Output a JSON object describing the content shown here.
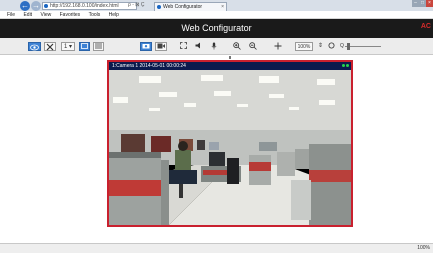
{
  "browser": {
    "address": "http://192.168.0.100/index.html",
    "address_tools": "ρ - ⊠ Ç",
    "tab_title": "Web Configurator",
    "tab_close": "×",
    "nav_back": "←",
    "nav_forward": "→",
    "window_controls": [
      "–",
      "□",
      "×"
    ],
    "menu": [
      "File",
      "Edit",
      "View",
      "Favorites",
      "Tools",
      "Help"
    ]
  },
  "app": {
    "title": "Web Configurator",
    "brand": "AC"
  },
  "toolbar": {
    "stream_select": "1",
    "ratio_select": "100%",
    "zoom_icon": "Q"
  },
  "video": {
    "label": "1:Camera 1   2014-05-01 00:00:24"
  },
  "status": {
    "zoom": "100%"
  },
  "icons": {
    "live-view": "eye-icon",
    "settings": "tools-icon",
    "snapshot": "camera-icon",
    "record": "record-icon",
    "fullscreen": "fullscreen-icon",
    "audio": "microphone-icon",
    "zoom-in": "zoom-in-icon",
    "zoom-out": "zoom-out-icon",
    "ptz": "move-icon"
  },
  "colors": {
    "header": "#1a1a1a",
    "accent_blue": "#3d82d4",
    "video_border": "#c9202e",
    "label_bar": "#0b1a4d"
  }
}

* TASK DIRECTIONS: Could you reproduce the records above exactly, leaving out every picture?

* ANSWER SECTION:
Output a JSON object describing the content shown here.
{
  "browser": {
    "address": "http://192.168.0.100/index.html",
    "address_tools": "ρ - ⊠ Ç",
    "tab_title": "Web Configurator",
    "tab_close": "×",
    "nav_back": "←",
    "nav_forward": "→",
    "window_controls": [
      "–",
      "□",
      "×"
    ],
    "menu": [
      "File",
      "Edit",
      "View",
      "Favorites",
      "Tools",
      "Help"
    ]
  },
  "app": {
    "title": "Web Configurator",
    "brand": "AC"
  },
  "toolbar": {
    "stream_select": "1",
    "ratio_select": "100%",
    "zoom_icon": "Q"
  },
  "video": {
    "label": "1:Camera 1   2014-05-01 00:00:24"
  },
  "status": {
    "zoom": "100%"
  },
  "icons": {
    "live-view": "eye-icon",
    "settings": "tools-icon",
    "snapshot": "camera-icon",
    "record": "record-icon",
    "fullscreen": "fullscreen-icon",
    "audio": "microphone-icon",
    "zoom-in": "zoom-in-icon",
    "zoom-out": "zoom-out-icon",
    "ptz": "move-icon"
  },
  "colors": {
    "header": "#1a1a1a",
    "accent_blue": "#3d82d4",
    "video_border": "#c9202e",
    "label_bar": "#0b1a4d"
  }
}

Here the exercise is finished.